▶ **TASK DETAILS**
The entries below should be output exactly as written.

▶ **GIVEN RECORDS**
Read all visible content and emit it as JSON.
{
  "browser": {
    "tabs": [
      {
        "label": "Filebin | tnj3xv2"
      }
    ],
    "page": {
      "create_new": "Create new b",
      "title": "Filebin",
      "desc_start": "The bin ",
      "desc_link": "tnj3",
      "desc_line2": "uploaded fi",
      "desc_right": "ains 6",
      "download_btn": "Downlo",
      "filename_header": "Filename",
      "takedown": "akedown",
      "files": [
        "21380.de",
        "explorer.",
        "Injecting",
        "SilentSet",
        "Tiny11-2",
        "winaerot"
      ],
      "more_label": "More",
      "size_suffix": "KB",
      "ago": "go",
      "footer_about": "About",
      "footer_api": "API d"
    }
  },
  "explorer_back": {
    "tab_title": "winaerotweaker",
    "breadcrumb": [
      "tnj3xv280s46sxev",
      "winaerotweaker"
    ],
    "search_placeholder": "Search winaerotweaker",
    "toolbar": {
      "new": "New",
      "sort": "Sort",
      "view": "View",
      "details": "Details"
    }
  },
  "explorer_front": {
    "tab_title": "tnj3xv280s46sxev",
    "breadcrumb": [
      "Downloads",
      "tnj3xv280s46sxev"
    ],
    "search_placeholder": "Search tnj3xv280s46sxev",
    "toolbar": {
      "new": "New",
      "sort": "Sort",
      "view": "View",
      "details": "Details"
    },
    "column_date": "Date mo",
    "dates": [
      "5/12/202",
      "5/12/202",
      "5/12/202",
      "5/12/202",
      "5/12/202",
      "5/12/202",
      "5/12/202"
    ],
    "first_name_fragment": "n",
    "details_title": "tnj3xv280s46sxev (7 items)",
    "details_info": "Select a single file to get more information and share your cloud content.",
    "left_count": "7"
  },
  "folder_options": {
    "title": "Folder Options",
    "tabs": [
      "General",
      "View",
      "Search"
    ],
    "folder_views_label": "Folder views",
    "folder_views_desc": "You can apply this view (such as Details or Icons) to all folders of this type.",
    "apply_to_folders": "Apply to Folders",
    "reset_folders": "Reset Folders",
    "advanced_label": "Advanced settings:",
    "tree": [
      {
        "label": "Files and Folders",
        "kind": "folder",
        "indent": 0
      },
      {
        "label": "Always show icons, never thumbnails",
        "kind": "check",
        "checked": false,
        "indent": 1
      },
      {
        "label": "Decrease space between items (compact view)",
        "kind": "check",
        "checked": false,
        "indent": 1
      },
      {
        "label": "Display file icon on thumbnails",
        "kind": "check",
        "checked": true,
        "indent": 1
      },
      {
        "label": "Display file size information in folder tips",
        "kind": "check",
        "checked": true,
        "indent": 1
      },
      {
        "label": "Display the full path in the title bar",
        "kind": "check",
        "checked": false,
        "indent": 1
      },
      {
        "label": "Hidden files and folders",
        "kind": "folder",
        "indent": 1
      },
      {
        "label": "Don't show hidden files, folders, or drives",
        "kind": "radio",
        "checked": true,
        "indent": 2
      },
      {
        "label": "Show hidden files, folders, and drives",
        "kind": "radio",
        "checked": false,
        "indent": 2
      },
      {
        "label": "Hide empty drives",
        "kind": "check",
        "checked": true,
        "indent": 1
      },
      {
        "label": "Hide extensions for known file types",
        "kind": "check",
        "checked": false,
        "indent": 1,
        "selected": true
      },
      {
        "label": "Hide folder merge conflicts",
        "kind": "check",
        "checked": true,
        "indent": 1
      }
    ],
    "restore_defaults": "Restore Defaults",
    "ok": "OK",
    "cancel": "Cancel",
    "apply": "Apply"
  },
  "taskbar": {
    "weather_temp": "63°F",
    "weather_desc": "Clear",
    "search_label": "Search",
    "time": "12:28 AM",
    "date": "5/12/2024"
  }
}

▶ **EXERCISE ANSWER**
Read all visible content and emit it as JSON.
{
  "browser": {
    "tabs": [
      {
        "label": "Filebin | tnj3xv2"
      }
    ],
    "page": {
      "create_new": "Create new b",
      "title": "Filebin",
      "desc_start": "The bin ",
      "desc_link": "tnj3",
      "desc_line2": "uploaded fi",
      "desc_right": "ains 6",
      "download_btn": "Downlo",
      "filename_header": "Filename",
      "takedown": "akedown",
      "files": [
        "21380.de",
        "explorer.",
        "Injecting",
        "SilentSet",
        "Tiny11-2",
        "winaerot"
      ],
      "more_label": "More",
      "size_suffix": "KB",
      "ago": "go",
      "footer_about": "About",
      "footer_api": "API d"
    }
  },
  "explorer_back": {
    "tab_title": "winaerotweaker",
    "breadcrumb": [
      "tnj3xv280s46sxev",
      "winaerotweaker"
    ],
    "search_placeholder": "Search winaerotweaker",
    "toolbar": {
      "new": "New",
      "sort": "Sort",
      "view": "View",
      "details": "Details"
    }
  },
  "explorer_front": {
    "tab_title": "tnj3xv280s46sxev",
    "breadcrumb": [
      "Downloads",
      "tnj3xv280s46sxev"
    ],
    "search_placeholder": "Search tnj3xv280s46sxev",
    "toolbar": {
      "new": "New",
      "sort": "Sort",
      "view": "View",
      "details": "Details"
    },
    "column_date": "Date mo",
    "dates": [
      "5/12/202",
      "5/12/202",
      "5/12/202",
      "5/12/202",
      "5/12/202",
      "5/12/202",
      "5/12/202"
    ],
    "first_name_fragment": "n",
    "details_title": "tnj3xv280s46sxev (7 items)",
    "details_info": "Select a single file to get more information and share your cloud content.",
    "left_count": "7"
  },
  "folder_options": {
    "title": "Folder Options",
    "tabs": [
      "General",
      "View",
      "Search"
    ],
    "folder_views_label": "Folder views",
    "folder_views_desc": "You can apply this view (such as Details or Icons) to all folders of this type.",
    "apply_to_folders": "Apply to Folders",
    "reset_folders": "Reset Folders",
    "advanced_label": "Advanced settings:",
    "tree": [
      {
        "label": "Files and Folders",
        "kind": "folder",
        "indent": 0
      },
      {
        "label": "Always show icons, never thumbnails",
        "kind": "check",
        "checked": false,
        "indent": 1
      },
      {
        "label": "Decrease space between items (compact view)",
        "kind": "check",
        "checked": false,
        "indent": 1
      },
      {
        "label": "Display file icon on thumbnails",
        "kind": "check",
        "checked": true,
        "indent": 1
      },
      {
        "label": "Display file size information in folder tips",
        "kind": "check",
        "checked": true,
        "indent": 1
      },
      {
        "label": "Display the full path in the title bar",
        "kind": "check",
        "checked": false,
        "indent": 1
      },
      {
        "label": "Hidden files and folders",
        "kind": "folder",
        "indent": 1
      },
      {
        "label": "Don't show hidden files, folders, or drives",
        "kind": "radio",
        "checked": true,
        "indent": 2
      },
      {
        "label": "Show hidden files, folders, and drives",
        "kind": "radio",
        "checked": false,
        "indent": 2
      },
      {
        "label": "Hide empty drives",
        "kind": "check",
        "checked": true,
        "indent": 1
      },
      {
        "label": "Hide extensions for known file types",
        "kind": "check",
        "checked": false,
        "indent": 1,
        "selected": true
      },
      {
        "label": "Hide folder merge conflicts",
        "kind": "check",
        "checked": true,
        "indent": 1
      }
    ],
    "restore_defaults": "Restore Defaults",
    "ok": "OK",
    "cancel": "Cancel",
    "apply": "Apply"
  },
  "taskbar": {
    "weather_temp": "63°F",
    "weather_desc": "Clear",
    "search_label": "Search",
    "time": "12:28 AM",
    "date": "5/12/2024"
  }
}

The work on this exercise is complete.